It’s a sad day for medical marijuana dispensaries in Los Angeles. A group of medical marijuana collectives, led by Daniel Halbert of the Rainforest Collective in Mar Vista, are going to fall short of the 27,425 signatures it would take to overturn a recently drafted ordinance. The ordinance will significantly reduce the amount of dispensaries allowed in LA. The group had by the end of the day to get the signatures, however, they only have around 15,000 collected.
"If we had a total of 30 days, we would have achieved our goal. This is a very popular issue, but the city purposely delayed the approval of our petitions and ate up 10 of our days," Halbert said. When asked what was next for the group, Mr. Halbert said they are looking into possible litigation. "The United States is all about free markets, and there should be as many collectives as patients need."
The ordinance requires that dispensaries be at least 1,000 feet away from schools, public parks, and other specified areas. It also bans collectives from being "on a lot abutting, across the street or alley from, or having a common corner with a residentially zoned lot or a lot improved with residential use."
Councilman Ed Reyes defended the ordinance by stating, "The goal has been, and continues to be, to adopt a final ordinance that protects our communities and at the same time recognizes the rights of those who require access to marijuana dispensaries for medical purposes. The collective fees detailed in the report are reasonable and get us closer to that goal."
Another lawsuit was filed by Americans for Safe Access earlier this month over the same proposed ordinance. "What our lawsuit is about is giving these facilities that are registered with the city due process to be able to either relocate or remain where they are if they're not a disturbance to people in the community,” said an ASA spokesperson. "The second thing is to relax the buffer zone — the restrictions on where dispensaries can be located in the city," he said. "It's far too restrictive and relegates these facilities out to the very remote areas of the city, mostly in industrial zones. We would much rather have patient demand drive the supply and the number of facilities that exist.”

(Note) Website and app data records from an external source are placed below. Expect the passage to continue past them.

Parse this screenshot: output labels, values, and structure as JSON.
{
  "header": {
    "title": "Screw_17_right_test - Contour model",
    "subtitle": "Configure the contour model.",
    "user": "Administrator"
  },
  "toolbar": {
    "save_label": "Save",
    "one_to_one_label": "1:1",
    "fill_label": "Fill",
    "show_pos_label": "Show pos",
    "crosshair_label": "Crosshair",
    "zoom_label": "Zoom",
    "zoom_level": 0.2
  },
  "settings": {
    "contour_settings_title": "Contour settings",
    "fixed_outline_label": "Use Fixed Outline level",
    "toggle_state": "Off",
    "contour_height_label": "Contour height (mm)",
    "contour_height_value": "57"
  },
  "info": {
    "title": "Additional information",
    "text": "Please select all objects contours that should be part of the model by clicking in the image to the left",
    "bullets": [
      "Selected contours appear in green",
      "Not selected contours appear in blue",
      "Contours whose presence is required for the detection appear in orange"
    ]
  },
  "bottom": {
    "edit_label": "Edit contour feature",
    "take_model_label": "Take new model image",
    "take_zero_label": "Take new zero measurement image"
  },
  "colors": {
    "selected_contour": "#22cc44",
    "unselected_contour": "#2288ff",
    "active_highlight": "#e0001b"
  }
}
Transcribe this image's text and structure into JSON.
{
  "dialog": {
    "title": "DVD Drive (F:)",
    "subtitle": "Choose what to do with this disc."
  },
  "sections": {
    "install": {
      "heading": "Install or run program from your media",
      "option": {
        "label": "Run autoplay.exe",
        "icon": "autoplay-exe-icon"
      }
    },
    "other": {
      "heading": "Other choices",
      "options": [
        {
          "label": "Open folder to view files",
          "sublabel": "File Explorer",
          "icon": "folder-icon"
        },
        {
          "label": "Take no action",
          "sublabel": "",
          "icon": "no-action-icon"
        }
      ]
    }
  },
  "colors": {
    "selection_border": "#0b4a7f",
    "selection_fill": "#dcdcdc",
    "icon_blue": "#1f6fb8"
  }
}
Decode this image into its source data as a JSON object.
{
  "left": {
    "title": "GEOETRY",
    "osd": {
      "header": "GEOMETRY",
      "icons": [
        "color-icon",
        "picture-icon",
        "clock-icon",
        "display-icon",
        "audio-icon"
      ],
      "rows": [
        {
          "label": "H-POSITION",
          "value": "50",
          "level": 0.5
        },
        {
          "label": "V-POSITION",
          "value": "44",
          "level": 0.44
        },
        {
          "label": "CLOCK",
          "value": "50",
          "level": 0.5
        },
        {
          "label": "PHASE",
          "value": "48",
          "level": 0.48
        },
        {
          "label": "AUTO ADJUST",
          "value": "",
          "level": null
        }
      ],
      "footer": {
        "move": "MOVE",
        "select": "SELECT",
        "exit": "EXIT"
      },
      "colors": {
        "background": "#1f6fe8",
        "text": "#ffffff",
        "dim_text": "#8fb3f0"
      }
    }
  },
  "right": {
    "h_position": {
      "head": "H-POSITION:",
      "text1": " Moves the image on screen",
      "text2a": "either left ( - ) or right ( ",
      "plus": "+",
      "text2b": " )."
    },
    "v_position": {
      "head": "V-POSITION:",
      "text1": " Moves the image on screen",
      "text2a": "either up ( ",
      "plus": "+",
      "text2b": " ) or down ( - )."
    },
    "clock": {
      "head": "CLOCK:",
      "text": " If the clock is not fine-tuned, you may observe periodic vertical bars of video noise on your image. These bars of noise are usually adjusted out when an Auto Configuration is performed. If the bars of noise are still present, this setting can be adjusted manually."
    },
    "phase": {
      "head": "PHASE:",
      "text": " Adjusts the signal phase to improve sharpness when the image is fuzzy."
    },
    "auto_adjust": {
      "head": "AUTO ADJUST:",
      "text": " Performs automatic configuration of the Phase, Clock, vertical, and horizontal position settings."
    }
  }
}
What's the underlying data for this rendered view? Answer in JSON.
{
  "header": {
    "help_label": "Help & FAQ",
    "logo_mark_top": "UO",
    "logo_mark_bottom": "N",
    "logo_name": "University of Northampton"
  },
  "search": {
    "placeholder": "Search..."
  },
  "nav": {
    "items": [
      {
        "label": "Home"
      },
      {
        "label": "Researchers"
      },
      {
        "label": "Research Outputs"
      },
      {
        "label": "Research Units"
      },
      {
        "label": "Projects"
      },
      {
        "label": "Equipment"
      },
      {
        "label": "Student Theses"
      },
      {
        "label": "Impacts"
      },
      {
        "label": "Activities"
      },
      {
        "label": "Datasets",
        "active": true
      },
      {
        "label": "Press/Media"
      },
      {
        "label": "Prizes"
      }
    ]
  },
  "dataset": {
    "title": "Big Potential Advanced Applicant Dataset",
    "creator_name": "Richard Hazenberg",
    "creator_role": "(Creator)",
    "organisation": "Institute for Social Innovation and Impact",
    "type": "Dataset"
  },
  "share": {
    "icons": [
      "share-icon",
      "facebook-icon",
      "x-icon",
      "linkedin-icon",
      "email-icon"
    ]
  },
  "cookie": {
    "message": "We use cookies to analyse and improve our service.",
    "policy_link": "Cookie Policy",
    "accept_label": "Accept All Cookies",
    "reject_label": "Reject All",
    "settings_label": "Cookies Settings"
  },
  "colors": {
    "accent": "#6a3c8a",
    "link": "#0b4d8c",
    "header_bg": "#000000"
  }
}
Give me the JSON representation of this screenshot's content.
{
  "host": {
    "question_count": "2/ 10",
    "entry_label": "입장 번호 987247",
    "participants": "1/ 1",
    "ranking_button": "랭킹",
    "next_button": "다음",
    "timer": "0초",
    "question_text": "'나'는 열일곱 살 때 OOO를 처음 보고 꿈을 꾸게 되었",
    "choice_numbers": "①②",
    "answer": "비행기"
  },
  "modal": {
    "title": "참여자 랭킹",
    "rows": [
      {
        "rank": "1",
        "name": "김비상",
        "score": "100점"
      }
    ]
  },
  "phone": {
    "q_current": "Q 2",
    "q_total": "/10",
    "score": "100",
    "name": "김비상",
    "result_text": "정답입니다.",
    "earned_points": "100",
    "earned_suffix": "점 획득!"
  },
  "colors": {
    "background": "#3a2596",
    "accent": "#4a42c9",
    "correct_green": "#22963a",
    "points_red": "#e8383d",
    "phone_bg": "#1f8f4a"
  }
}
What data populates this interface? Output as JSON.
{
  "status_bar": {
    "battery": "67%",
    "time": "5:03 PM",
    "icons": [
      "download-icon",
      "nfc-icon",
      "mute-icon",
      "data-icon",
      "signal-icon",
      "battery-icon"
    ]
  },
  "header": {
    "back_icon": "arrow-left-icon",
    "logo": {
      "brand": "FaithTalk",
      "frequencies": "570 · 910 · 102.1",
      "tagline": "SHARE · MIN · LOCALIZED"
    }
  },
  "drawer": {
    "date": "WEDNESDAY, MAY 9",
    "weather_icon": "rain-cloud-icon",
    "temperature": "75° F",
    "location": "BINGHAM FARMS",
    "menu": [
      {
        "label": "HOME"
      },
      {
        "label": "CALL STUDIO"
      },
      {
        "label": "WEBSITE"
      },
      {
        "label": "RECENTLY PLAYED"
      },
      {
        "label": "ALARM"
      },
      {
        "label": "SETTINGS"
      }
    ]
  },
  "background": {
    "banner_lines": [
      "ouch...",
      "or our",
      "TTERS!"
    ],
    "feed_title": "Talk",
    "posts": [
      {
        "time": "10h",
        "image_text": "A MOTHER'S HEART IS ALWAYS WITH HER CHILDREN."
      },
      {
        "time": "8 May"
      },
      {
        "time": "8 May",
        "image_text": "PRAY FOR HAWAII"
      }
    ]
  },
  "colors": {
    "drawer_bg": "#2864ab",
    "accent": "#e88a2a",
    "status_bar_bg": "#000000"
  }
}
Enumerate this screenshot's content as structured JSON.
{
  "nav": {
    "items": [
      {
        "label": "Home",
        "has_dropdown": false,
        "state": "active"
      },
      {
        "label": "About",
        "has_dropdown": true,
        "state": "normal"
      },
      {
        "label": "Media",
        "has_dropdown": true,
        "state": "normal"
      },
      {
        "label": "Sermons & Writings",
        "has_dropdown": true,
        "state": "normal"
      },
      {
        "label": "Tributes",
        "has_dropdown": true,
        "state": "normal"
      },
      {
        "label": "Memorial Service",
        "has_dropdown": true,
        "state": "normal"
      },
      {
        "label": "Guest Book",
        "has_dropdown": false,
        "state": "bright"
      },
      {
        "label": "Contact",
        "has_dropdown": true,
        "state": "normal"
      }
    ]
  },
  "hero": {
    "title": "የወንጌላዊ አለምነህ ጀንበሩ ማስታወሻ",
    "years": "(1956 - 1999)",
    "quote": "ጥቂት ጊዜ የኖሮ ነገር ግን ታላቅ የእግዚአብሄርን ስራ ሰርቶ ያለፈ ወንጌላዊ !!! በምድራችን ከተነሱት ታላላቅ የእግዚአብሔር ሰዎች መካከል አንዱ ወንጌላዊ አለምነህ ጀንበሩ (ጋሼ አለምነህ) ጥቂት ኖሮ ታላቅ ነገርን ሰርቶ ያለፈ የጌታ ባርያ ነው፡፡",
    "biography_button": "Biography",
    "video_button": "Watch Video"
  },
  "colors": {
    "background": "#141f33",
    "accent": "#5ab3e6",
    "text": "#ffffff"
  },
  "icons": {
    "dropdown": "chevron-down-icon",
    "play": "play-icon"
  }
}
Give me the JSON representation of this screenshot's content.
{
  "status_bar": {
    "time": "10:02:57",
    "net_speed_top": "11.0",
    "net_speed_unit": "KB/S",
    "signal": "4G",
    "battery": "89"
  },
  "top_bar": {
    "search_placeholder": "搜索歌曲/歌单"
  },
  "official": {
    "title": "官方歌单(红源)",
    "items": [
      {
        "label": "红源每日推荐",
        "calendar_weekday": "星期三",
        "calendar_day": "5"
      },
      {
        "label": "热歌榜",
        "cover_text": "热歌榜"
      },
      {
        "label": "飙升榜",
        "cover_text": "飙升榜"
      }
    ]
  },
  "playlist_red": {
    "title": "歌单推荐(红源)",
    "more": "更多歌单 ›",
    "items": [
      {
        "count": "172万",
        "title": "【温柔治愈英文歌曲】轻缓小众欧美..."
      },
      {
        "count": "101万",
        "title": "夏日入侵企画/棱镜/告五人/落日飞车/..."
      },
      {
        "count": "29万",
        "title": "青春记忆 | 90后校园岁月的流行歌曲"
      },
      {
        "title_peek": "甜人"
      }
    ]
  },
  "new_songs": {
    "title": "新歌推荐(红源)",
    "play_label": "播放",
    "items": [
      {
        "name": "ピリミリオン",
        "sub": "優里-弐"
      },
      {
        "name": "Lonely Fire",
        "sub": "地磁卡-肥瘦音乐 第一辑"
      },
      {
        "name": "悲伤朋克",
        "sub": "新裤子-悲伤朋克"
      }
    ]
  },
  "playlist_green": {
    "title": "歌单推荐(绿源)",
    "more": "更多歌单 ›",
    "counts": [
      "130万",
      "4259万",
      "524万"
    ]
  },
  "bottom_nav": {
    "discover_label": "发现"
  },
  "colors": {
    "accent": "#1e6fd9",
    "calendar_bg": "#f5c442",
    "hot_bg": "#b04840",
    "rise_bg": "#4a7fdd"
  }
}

Hopefully one of these lawsuits results in a constructive conversation in Los Angeles. Because it was the first dispensary ordinance drafted for a large metro area, the current proposal is littered with problems. The city needs to step back for a moment, and look at ordinances that have been drafted in other areas in the last two months. It was like the city panicked, came up with the first draft they could think of, and then have been fighting like hell ever since to protect it in its rawest form. The city needs to go back to the drawing table, consider other options, and put together something that is more fair to the patients (and dispensary owners) in LA.